Protein can help reduce muscle loss which lets your body know you aren’t actually starving, so you can maintain a higher metabolic rate. Add some strength training to the regimen and you’ll look fit and lean, not flabby, as you lose body fat.

That’s a lot of great reasons to eat more protein when trying to lose weight, and here’s maybe the best reason of all: eating more protein can also help you keep the weight off!

One study showed that a moderate boost in protein helped 50% of participants avoid regaining the weight after weight loss! Since it’s very common to gain back all you lose (and sometimes more) after substantial weight loss, this is important information!

How much protein should you eat daily?

Recommendations over how much protein is optimal vary, and are typically rather modest. The DRI (dietary reference intake) for protein is .36 grams per pound of body weight, averaging 56 grams per day for men and 46 grams per day for women.

While this is probably enough to ward off a protein deficiency, the ideal amount for you depends on a range of factors, including activity level, age, muscle mass and more. To lose weight, higher intake is likely required.

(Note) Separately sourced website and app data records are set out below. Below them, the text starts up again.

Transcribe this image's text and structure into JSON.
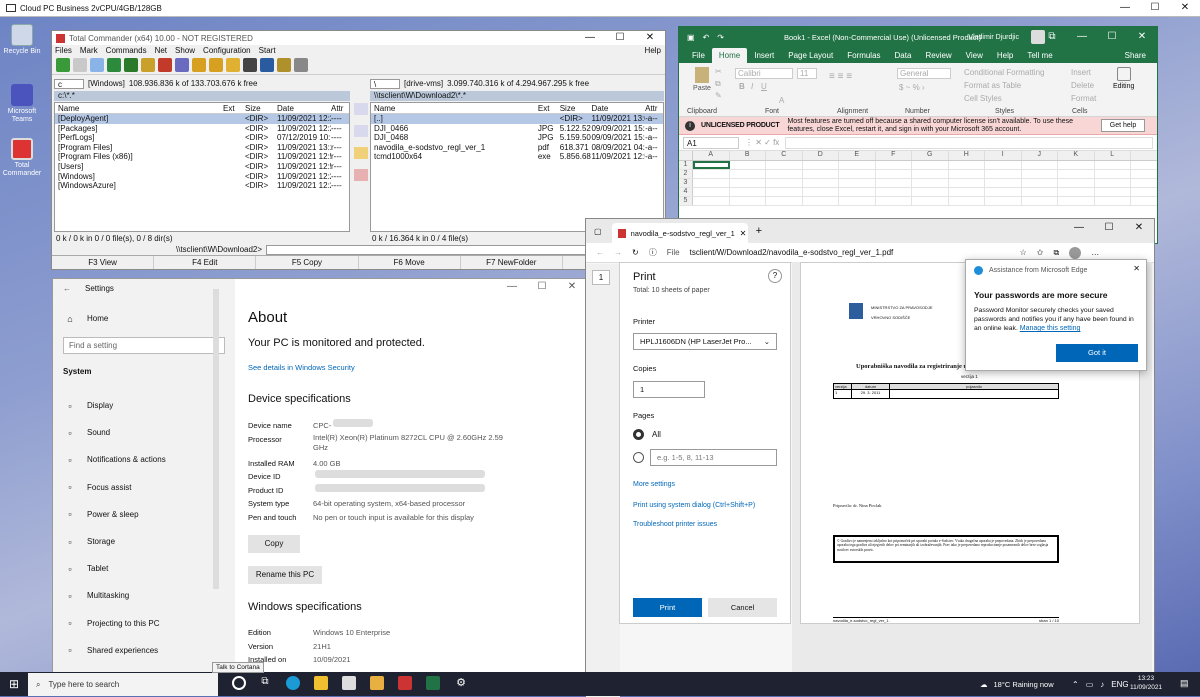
{
  "rdp": {
    "title": "Cloud PC Business 2vCPU/4GB/128GB"
  },
  "desktop": {
    "icons": [
      "Recycle Bin",
      "Microsoft Teams",
      "Total Commander"
    ]
  },
  "tc": {
    "title": "Total Commander (x64) 10.00 - NOT REGISTERED",
    "menu": [
      "Files",
      "Mark",
      "Commands",
      "Net",
      "Show",
      "Configuration",
      "Start"
    ],
    "help": "Help",
    "left": {
      "drive": "c",
      "label": "[Windows]",
      "free": "108.936.836 k of 133.703.676 k free",
      "path": "c:\\*.*",
      "headers": [
        "Name",
        "Ext",
        "Size",
        "Date",
        "Attr"
      ],
      "rows": [
        [
          "[DeployAgent]",
          "",
          "<DIR>",
          "11/09/2021 12:27",
          "----"
        ],
        [
          "[Packages]",
          "",
          "<DIR>",
          "11/09/2021 12:28",
          "----"
        ],
        [
          "[PerfLogs]",
          "",
          "<DIR>",
          "07/12/2019 10:14",
          "----"
        ],
        [
          "[Program Files]",
          "",
          "<DIR>",
          "11/09/2021 13:14",
          "r---"
        ],
        [
          "[Program Files (x86)]",
          "",
          "<DIR>",
          "11/09/2021 12:54",
          "r---"
        ],
        [
          "[Users]",
          "",
          "<DIR>",
          "11/09/2021 12:52",
          "r---"
        ],
        [
          "[Windows]",
          "",
          "<DIR>",
          "11/09/2021 12:24",
          "----"
        ],
        [
          "[WindowsAzure]",
          "",
          "<DIR>",
          "11/09/2021 12:29",
          "----"
        ]
      ],
      "status": "0 k / 0 k in 0 / 0 file(s), 0 / 8 dir(s)"
    },
    "right": {
      "drive": "\\",
      "label": "[drive-vms]",
      "free": "3.099.740.316 k of 4.294.967.295 k free",
      "path": "\\\\tsclient\\W\\Download2\\*.*",
      "headers": [
        "Name",
        "Ext",
        "Size",
        "Date",
        "Attr"
      ],
      "rows": [
        [
          "[..]",
          "",
          "<DIR>",
          "11/09/2021 13:08",
          "-a--"
        ],
        [
          "DJI_0466",
          "JPG",
          "5.122.526",
          "09/09/2021 15:53",
          "-a--"
        ],
        [
          "DJI_0468",
          "JPG",
          "5.159.509",
          "09/09/2021 15:53",
          "-a--"
        ],
        [
          "navodila_e-sodstvo_regl_ver_1",
          "pdf",
          "618.371",
          "08/09/2021 04:04",
          "-a--"
        ],
        [
          "tcmd1000x64",
          "exe",
          "5.856.680",
          "11/09/2021 12:59",
          "-a--"
        ]
      ],
      "status": "0 k / 16.364 k in 0 / 4 file(s)"
    },
    "cmdpath": "\\\\tsclient\\W\\Download2>",
    "fkeys": [
      "F3 View",
      "F4 Edit",
      "F5 Copy",
      "F6 Move",
      "F7 NewFolder",
      "F8 Delete"
    ]
  },
  "excel": {
    "title": "Book1 - Excel (Non-Commercial Use) (Unlicensed Product)",
    "user": "Vladimir Djurdjic",
    "tabs": [
      "File",
      "Home",
      "Insert",
      "Page Layout",
      "Formulas",
      "Data",
      "Review",
      "View",
      "Help",
      "Tell me",
      "Share"
    ],
    "groups": [
      "Clipboard",
      "Font",
      "Alignment",
      "Number",
      "Styles",
      "Cells",
      "Editing"
    ],
    "font_name": "Calibri",
    "font_size": "11",
    "number_format": "General",
    "styles": [
      "Conditional Formatting",
      "Format as Table",
      "Cell Styles"
    ],
    "cells": [
      "Insert",
      "Delete",
      "Format"
    ],
    "editing": "Editing",
    "paste": "Paste",
    "msg_badge": "UNLICENSED PRODUCT",
    "msg_text": "Most features are turned off because a shared computer license isn't available. To use these features, close Excel, restart it, and sign in with your Microsoft 365 account.",
    "get_help": "Get help",
    "namebox": "A1",
    "cols": [
      "A",
      "B",
      "C",
      "D",
      "E",
      "F",
      "G",
      "H",
      "I",
      "J",
      "K",
      "L"
    ],
    "rows": [
      "1",
      "2",
      "3",
      "4",
      "5"
    ]
  },
  "settings": {
    "title": "Settings",
    "home": "Home",
    "search_placeholder": "Find a setting",
    "section": "System",
    "nav": [
      [
        "Display",
        "monitor-icon"
      ],
      [
        "Sound",
        "speaker-icon"
      ],
      [
        "Notifications & actions",
        "notification-icon"
      ],
      [
        "Focus assist",
        "moon-icon"
      ],
      [
        "Power & sleep",
        "power-icon"
      ],
      [
        "Storage",
        "storage-icon"
      ],
      [
        "Tablet",
        "tablet-icon"
      ],
      [
        "Multitasking",
        "multitask-icon"
      ],
      [
        "Projecting to this PC",
        "project-icon"
      ],
      [
        "Shared experiences",
        "share-icon"
      ]
    ],
    "about": "About",
    "protected": "Your PC is monitored and protected.",
    "security_link": "See details in Windows Security",
    "device_spec": "Device specifications",
    "spec": [
      [
        "Device name",
        "CPC-"
      ],
      [
        "Processor",
        "Intel(R) Xeon(R) Platinum 8272CL CPU @ 2.60GHz 2.59 GHz"
      ],
      [
        "Installed RAM",
        "4.00 GB"
      ],
      [
        "Device ID",
        ""
      ],
      [
        "Product ID",
        ""
      ],
      [
        "System type",
        "64-bit operating system, x64-based processor"
      ],
      [
        "Pen and touch",
        "No pen or touch input is available for this display"
      ]
    ],
    "copy": "Copy",
    "rename": "Rename this PC",
    "win_spec": "Windows specifications",
    "wspec": [
      [
        "Edition",
        "Windows 10 Enterprise"
      ],
      [
        "Version",
        "21H1"
      ],
      [
        "Installed on",
        "10/09/2021"
      ]
    ]
  },
  "edge": {
    "tab": "navodila_e-sodstvo_regl_ver_1.p",
    "url_prefix": "File",
    "url": "tsclient/W/Download2/navodila_e-sodstvo_regl_ver_1.pdf",
    "page_num": "1"
  },
  "print": {
    "title": "Print",
    "total": "Total: 10 sheets of paper",
    "printer_label": "Printer",
    "printer": "HPLJ1606DN (HP LaserJet Pro...",
    "copies_label": "Copies",
    "copies": "1",
    "pages_label": "Pages",
    "all": "All",
    "range_placeholder": "e.g. 1-5, 8, 11-13",
    "more": "More settings",
    "system_dialog": "Print using system dialog (Ctrl+Shift+P)",
    "troubleshoot": "Troubleshoot printer issues",
    "print_btn": "Print",
    "cancel_btn": "Cancel"
  },
  "doc": {
    "header1": "MINISTRSTVO ZA PRAVOSODJE",
    "header2": "VRHOVNO SODIŠČE",
    "heading": "Uporabniška navodila za registriranje u",
    "version": "verzija 1",
    "table_head": [
      "verzija",
      "datum",
      "pojasnilo"
    ],
    "table_row": [
      "1",
      "29. 3. 2011",
      ""
    ],
    "author": "Pripravila: dr. Nina Pirclak",
    "box": "© Gradivo je namenjeno izključno kot pripomoček pri uporabi portala e-Sodstvo. Vsaka drugačna uporaba je prepovedana. Zbirk je prepovedana uporaba tega gradiva ali njegovih delov pri seminarjih ali izobraževanjih. Prav tako je prepovedano reproduciranje posameznih delov brez soglasja nosilcev avtorskih pravic.",
    "footer": "navodila_e-sodstvo_regl_ver_1.",
    "footer_page": "stran 1 / 10"
  },
  "popup": {
    "source": "Assistance from Microsoft Edge",
    "title": "Your passwords are more secure",
    "body": "Password Monitor securely checks your saved passwords and notifies you if any have been found in an online leak.",
    "link": "Manage this setting",
    "button": "Got it"
  },
  "taskbar": {
    "search": "Type here to search",
    "tooltip": "Talk to Cortana",
    "weather": "18°C  Raining now",
    "lang": "ENG",
    "time": "13:23",
    "date": "11/09/2021"
  }
}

Research on the connection between protein and weight loss focuses on a percentage of calories from protein. Consuming 30% of daily calories in protein seems to be the most effective target.

It’s not enough to just eat protein – you have to pay attention to the timing and quality of the proteins as well. It’s best to spread protein consumption throughout the day, including some protein with every meal and snack.

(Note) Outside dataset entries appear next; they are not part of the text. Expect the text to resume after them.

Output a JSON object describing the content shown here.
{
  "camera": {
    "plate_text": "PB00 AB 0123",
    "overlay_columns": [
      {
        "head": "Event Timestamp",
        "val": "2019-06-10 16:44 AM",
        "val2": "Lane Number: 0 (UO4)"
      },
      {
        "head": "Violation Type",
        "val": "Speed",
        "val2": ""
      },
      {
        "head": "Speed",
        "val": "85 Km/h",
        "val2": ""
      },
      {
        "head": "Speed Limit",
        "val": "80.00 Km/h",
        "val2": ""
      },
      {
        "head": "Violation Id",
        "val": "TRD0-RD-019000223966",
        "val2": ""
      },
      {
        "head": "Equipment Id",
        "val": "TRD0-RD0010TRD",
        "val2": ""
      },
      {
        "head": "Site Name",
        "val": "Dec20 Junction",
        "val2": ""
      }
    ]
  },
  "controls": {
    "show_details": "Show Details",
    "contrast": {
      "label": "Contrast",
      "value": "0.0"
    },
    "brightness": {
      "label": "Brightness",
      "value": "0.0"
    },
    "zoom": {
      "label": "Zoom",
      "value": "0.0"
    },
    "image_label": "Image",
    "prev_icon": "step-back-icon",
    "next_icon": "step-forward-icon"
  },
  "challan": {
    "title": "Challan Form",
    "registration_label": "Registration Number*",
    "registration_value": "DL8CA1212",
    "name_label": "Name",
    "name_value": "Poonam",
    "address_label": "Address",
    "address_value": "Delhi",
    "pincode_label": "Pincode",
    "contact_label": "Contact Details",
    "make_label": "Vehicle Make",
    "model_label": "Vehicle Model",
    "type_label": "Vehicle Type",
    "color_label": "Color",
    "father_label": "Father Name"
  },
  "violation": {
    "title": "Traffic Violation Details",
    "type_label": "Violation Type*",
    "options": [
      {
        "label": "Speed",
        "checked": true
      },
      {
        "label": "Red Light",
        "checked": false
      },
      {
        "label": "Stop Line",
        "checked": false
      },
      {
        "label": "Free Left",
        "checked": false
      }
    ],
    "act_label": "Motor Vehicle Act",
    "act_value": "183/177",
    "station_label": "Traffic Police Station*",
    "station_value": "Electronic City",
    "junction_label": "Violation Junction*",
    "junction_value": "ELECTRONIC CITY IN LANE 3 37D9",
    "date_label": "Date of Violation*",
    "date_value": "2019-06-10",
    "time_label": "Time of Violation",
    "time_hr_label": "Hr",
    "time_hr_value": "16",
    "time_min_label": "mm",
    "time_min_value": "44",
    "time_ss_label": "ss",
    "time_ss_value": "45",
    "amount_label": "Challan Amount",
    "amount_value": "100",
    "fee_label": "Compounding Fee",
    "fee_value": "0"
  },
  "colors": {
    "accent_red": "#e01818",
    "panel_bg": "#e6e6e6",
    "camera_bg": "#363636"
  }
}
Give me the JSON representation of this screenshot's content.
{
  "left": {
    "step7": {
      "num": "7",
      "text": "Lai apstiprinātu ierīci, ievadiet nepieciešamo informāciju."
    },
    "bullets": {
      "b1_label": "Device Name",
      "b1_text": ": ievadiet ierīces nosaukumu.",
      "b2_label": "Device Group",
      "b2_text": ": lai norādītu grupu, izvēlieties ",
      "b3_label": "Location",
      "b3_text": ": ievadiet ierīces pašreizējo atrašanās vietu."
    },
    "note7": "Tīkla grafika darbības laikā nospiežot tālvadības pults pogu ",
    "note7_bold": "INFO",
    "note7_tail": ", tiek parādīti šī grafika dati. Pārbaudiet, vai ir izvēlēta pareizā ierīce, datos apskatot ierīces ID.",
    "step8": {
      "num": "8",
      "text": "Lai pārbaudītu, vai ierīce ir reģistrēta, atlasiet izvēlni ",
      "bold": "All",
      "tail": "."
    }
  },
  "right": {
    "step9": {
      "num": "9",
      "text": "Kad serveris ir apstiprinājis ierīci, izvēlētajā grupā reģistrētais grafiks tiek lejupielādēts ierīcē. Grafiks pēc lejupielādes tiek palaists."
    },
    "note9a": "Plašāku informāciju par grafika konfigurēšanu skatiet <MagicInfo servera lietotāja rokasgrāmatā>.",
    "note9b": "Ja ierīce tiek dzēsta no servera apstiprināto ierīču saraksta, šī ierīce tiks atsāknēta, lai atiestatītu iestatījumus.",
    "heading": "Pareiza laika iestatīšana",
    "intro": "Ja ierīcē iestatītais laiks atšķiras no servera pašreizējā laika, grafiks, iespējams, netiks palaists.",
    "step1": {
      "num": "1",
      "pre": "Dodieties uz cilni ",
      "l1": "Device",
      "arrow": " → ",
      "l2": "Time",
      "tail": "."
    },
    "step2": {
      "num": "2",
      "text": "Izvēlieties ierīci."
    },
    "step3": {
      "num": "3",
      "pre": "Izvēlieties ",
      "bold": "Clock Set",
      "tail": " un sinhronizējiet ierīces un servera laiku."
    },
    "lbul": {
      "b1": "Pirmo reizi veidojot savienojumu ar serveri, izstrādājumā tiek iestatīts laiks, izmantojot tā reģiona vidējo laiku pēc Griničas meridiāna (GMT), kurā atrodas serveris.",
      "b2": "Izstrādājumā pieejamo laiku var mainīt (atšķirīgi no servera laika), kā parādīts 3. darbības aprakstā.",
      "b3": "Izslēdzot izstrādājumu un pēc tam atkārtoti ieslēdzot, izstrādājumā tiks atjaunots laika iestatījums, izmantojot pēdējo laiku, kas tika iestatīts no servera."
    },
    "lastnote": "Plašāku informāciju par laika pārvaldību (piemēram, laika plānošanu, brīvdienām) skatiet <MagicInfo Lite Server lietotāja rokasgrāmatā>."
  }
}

Animal protein typically gives you the right amount of essential amino acids you need. People who eat a vegetarian or vegan diet may need to be more conscious of their protein choices to be sure they get all the required nutrients.

Add more protein to your diet with these foods

Now that you understand how important protein is for both good health and weight loss, and you know how much protein to include in your diet, you may be wondering what the best sources of protein are.

For people who eat animal products, as I said, it’s a bit easier to add protein to your plate. The following are all great sources of protein:

  • High quality, all natural chicken, turkey, pork, lean beef, lamb, bison, and other meats are all great sources of protein.
  • Salmon, trout, haddock, sardines and other fish
  • Chicken, duck, and other eggs
  •  Milk, yogurt, cheese, cottage cheese and other dairy products

For those following plant based diets, it can be more challenging, but certainly isn’t impossible. Some great options include:

  • Beans, chickpeas, lentils and other legumes
  • Almonds, cashews, and other nuts
  • Pumpkin, hemp and other seeds
  • Grains like oats, quinoa and amaranth
  • Broccoli, spinach, Brussels sprouts, asparagus, artichokes, potatoes, and sweet potatoes
  • Tofu, tempeh and edamame
  • Nutritional Yeast
  • Spelt and teff

Even for those who do eat meat, if adding extra protein to the diet it’s important to remember that animal products also have more saturated fats and cholesterol. Consuming too much of these can put you at higher risk of heart disease, so it’s best to select plant based products if you’re going heavy on the protein.

It’s also important to remember that for weight loss, you want to avoid consuming too many calories that will just get stored as fat. A high protein diet can make this easier, since you are likely to feel less hungry and more satisfied, so you’ll eat less without even thinking about it.

Boosting protein can be a delicious, easy way to lose weight

Once I told Jenny how important protein is, and how it could help her meet her weight loss goals, she agreed to give it a try. Together, we made a meal plan that included a lot more protein.

When I called her to follow up a couple of weeks later, she’d lost four pounds! Finally, her body didn’t think it was starving. She felt full, satisfied, and far more healthy already.

Jenny was so grateful to know that she didn’t have to starve herself to lose weight. And you don’t have to either! Try adding a little more protein to your diet and see what happens. I think you’ll be as pleasantly surprised as Jenny was!

Reviewed by Dr. Mark Menolascino, MD